To me, Kona Village represents the most carefree, decision-free environment I’m ever in, and I go for the automatic 15% and just consider it to be part of the cost of being there.  I also accept the automatic porterage charge.  But that’s me.  (I do tip the maids myself, however.  After a couple of attempts, I finally found a way to get a straight answer about how much is appropriate--ask a porter.  He said $2 to $5 per day, depending on how much work you create for them.  And that goes for the morning maid service and also for the turndown service in the evening, because not only do they turn down the bed, but they also tidy up and make everything spiffy.  I don’t begrudge that, because they work hard and times are tough.)  Just keep in mind that guests have the freedom to do it any way they want to.  Please don’t be surprised or annoyed when they offer you the option at registration.  If you don’t like the automatic tip idea, just say, “No thanks.”

One other thing: Some services are made available from outside vendors, and those are charged separately--massages, Yoga, SCUBA, deep sea fishing, for example. While you sign for them, they are not covered by the automatic 15% gratuity (if you chose that option).  I asked Sandy, the woman who posts gratuities, what is normal and appropriate.  At first she threw up her hands and exclaimed that the tipping ranged widely, from nothing to over $100 if the service was very pleasing.  But then she said it was commonly in the $15 to $25 range.

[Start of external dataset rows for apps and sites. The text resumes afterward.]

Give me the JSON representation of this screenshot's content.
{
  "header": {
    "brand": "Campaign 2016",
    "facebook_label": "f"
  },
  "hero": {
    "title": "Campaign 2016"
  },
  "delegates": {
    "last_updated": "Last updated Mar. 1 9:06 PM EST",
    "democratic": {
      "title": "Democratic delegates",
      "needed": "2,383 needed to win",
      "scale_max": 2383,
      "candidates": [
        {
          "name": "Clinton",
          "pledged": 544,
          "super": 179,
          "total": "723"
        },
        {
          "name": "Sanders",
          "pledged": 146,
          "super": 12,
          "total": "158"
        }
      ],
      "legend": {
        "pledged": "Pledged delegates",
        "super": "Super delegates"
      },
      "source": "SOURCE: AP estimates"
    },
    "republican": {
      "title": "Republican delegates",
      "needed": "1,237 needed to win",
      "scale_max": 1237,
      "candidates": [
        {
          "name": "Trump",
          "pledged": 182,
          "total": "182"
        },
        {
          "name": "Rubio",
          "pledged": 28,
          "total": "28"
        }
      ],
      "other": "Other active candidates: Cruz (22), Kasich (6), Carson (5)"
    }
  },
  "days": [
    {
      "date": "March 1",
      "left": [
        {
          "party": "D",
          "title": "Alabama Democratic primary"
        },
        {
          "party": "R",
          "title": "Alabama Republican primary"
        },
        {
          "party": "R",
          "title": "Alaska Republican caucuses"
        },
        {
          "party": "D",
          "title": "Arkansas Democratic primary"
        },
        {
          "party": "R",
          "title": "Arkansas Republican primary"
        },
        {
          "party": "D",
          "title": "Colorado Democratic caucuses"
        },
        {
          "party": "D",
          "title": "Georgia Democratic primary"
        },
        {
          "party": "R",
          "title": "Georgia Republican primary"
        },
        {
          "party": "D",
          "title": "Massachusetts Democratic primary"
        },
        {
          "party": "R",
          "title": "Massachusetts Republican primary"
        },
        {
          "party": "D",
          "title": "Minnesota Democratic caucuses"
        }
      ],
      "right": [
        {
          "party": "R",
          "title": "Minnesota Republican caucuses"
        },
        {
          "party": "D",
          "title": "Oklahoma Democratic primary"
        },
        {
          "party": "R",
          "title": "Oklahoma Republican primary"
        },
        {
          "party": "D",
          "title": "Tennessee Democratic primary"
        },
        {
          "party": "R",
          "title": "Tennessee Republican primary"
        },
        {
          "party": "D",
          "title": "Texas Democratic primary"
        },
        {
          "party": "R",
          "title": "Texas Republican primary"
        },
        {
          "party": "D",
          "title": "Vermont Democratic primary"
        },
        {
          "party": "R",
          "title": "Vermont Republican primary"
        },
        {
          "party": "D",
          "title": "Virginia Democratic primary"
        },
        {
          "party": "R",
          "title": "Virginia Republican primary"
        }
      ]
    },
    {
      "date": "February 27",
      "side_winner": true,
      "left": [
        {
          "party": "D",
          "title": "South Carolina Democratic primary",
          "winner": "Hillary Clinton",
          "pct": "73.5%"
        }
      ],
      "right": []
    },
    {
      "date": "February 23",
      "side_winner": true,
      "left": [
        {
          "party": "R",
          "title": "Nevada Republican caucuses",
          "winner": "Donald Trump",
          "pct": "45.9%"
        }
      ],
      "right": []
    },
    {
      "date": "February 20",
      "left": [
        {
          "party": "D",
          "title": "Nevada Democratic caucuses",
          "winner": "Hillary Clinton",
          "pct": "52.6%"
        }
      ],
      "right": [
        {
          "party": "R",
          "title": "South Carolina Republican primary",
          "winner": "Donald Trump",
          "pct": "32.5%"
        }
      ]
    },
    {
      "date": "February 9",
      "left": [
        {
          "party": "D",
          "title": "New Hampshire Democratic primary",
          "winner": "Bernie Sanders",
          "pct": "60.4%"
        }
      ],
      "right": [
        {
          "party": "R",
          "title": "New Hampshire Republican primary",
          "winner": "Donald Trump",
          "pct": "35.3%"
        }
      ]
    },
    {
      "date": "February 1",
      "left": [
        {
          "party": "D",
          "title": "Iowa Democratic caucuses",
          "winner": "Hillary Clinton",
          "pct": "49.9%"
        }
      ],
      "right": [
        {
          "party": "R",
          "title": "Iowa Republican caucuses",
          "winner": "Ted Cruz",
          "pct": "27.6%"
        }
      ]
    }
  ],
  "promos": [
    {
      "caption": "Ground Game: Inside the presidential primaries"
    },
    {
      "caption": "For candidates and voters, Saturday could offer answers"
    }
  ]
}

People who had never been to Kona Village had heard that it was “different,” that it was “laid back,” that it was “almost all-inclusive,” and because it was pricier than the average resort, they were uncertain whether they’d fit in. On this page I wanted to shine a light on those questions so they’d know for sure if Kona Village was for them or not. I felt that it was a disservice to the guest, the other guests, and the resort if they arrived with a set of expectations that were not met for one reason or another. How to dress and how to tip were common sources of uncertainty, and I tried to make it clear for them. This is the original text.